Five railcars of U.S. gasoline pre-blended at an E10 rate arrived in Guadalajara in May 2020 – 14,500 gallons of ethanol (5,300 bushels in corn equivalent) – a direct success of the U.S. Grains Council’s (USGC’s) collaboration with the Mexican Association of Service Station Providers (AMPES) to demonstrate the economic and environmental benefits of increased ethanol use. The delivery exemplifies the importance of continued engagement in the Mexican market, including an in-country presence, to realizing increased ethanol use.
“The economic benefits keep proving themselves load-by-load,” said Stephan Wittig, USGC director in Mexico. “Despite the adverse conditions due to COVID-19, ethanol is supporting the Mexican environment, gasoline distributors, fuel retailers and most importantly, the Mexican consumer.”
The Council – together with U.S. ethanol industry partners Growth Energy and the Renewable Fuels Association (RFA) and state corn organizations – are providing information to Mexican stakeholders on the benefits of ethanol use, including savings at the pump, improved air quality and a long-term commitment to the environment.
As part of that education effort, the Council developed a strategic partnership with AMPES to offer educational workshops. This series updated Mexican gasoline station owners on developments in fuel regulations, dispelled myths about ethanol use and encouraged distribution companies to ask for quotes on ethanol and how to incorporate ethanol tanks in their facilities. In 2019, the groups – including the Council, AMPES, Growth Energy, RFA and the American Coalition for Ethanol (ACE) – conducted 11 workshops throughout the country.
Grupo Topete, a family-owned gasoline trader building a fuel terminal in Jalisco near Guadalajara, attended two of these workshops. The Council also connected the company with Petrorack, a fuel retailer in northern Mexico supportive of E10 following USGC programs like the 2019 Global Ethanol Summit.
Taking advantage of the economic benefits and shared support the company learned about during the seminars, Grupo Topete started importing pre-blended E10 gasoline in May 2020 to its already-built rail track to distribute to independent retail stations.
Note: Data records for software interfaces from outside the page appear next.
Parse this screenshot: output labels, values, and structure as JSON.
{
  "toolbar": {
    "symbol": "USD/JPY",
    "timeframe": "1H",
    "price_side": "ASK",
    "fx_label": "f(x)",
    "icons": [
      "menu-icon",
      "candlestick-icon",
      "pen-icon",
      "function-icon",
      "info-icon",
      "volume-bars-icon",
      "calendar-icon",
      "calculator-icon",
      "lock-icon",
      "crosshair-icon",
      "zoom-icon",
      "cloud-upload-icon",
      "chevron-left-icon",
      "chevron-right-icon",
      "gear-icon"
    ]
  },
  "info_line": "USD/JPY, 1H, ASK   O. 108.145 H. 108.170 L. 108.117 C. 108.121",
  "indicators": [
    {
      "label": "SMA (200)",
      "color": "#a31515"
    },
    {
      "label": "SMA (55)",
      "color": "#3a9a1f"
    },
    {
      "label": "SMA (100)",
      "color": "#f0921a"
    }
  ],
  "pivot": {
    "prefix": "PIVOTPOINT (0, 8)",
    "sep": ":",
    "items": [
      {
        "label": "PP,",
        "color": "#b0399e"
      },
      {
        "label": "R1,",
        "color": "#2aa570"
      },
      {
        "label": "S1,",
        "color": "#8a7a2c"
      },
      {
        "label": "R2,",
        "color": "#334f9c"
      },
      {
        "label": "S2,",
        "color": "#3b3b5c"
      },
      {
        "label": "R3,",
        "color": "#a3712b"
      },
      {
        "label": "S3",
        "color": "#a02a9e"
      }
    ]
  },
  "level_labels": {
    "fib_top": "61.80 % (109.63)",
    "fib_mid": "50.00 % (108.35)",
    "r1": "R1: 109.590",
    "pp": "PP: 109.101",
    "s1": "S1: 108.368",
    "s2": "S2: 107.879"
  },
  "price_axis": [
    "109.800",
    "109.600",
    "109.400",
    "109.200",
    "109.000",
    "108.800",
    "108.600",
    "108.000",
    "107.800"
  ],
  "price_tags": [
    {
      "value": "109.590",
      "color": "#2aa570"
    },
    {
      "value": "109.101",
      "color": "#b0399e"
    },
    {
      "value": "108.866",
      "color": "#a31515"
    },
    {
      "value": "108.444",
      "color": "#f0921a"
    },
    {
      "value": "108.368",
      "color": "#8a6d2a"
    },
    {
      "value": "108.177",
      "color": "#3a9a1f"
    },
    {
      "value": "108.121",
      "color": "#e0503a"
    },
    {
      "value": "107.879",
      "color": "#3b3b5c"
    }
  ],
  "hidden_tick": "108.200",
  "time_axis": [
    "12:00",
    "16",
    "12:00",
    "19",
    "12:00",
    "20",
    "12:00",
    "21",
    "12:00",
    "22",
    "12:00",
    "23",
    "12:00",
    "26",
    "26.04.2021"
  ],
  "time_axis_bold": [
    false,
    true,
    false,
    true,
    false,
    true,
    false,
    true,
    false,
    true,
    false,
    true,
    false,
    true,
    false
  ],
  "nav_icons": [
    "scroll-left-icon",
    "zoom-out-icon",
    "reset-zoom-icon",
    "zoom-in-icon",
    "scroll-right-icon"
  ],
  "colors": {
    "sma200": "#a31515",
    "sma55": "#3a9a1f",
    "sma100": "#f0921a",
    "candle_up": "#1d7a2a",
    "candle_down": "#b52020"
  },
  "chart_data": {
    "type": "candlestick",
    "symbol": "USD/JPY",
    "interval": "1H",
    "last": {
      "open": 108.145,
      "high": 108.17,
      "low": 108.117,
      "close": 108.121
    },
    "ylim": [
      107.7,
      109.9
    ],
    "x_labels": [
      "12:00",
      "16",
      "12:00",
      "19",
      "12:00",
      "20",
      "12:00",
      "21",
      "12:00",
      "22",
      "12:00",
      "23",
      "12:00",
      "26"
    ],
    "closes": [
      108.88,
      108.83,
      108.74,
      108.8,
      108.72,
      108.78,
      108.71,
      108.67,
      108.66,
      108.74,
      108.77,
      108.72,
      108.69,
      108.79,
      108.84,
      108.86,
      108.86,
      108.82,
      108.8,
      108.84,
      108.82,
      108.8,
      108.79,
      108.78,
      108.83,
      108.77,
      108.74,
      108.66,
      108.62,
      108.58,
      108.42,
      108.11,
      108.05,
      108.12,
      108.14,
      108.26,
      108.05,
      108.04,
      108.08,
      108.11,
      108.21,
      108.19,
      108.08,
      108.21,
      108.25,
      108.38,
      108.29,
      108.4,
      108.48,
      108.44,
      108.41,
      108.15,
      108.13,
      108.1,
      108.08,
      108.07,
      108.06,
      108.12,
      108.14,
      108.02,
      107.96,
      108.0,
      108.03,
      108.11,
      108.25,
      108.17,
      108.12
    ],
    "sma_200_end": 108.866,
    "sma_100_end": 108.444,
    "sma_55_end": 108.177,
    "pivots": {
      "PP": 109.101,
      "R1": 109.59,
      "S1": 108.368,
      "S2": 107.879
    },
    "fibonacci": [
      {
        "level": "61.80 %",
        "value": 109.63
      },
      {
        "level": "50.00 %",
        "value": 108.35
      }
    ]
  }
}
“Despite the steep decrease in gasoline demand in Mexico due to coronavirus restrictions – down 70 percent at the lowest point – ethanol realized competitive advantages in the Mexican market,” Wittig said. “Enough margin was offered to deliver the pre-blended E10 gasoline to retail stations within a four-hour drive of the Grupo Topete terminal in Jalisco.”
While these sales are only a small part of the overall ethanol sales to Mexico, this success demonstrates the effectiveness of the Council’s approach to provide technical education and support within the Mexican fuel industry. Each is a step toward encouraging increased ethanol use through a mix of growing quantities of locally produced ethanol with U.S. ethanol filling in the missing demand.
To accomplish that goal, the Council will continue to help fuel retailers, station equipment installers and local fuel station owners learn more about the advantages of selling ethanol-blended gasoline as Mexico’s transportation fuel sector continues to evolve.
About The U.S. Grains Council
The U.S. Grains Council develops export markets for U.S. barley, corn, sorghum and related products including distiller’s dried grains with solubles (DDGS) and ethanol. With full-time presence in 28 locations, the Council operates programs in more than 50 countries and the European Union. The Council believes exports are vital to global economic development and to U.S. agriculture’s profitability. Detailed information about the Council and its programs is online at www.grains.org.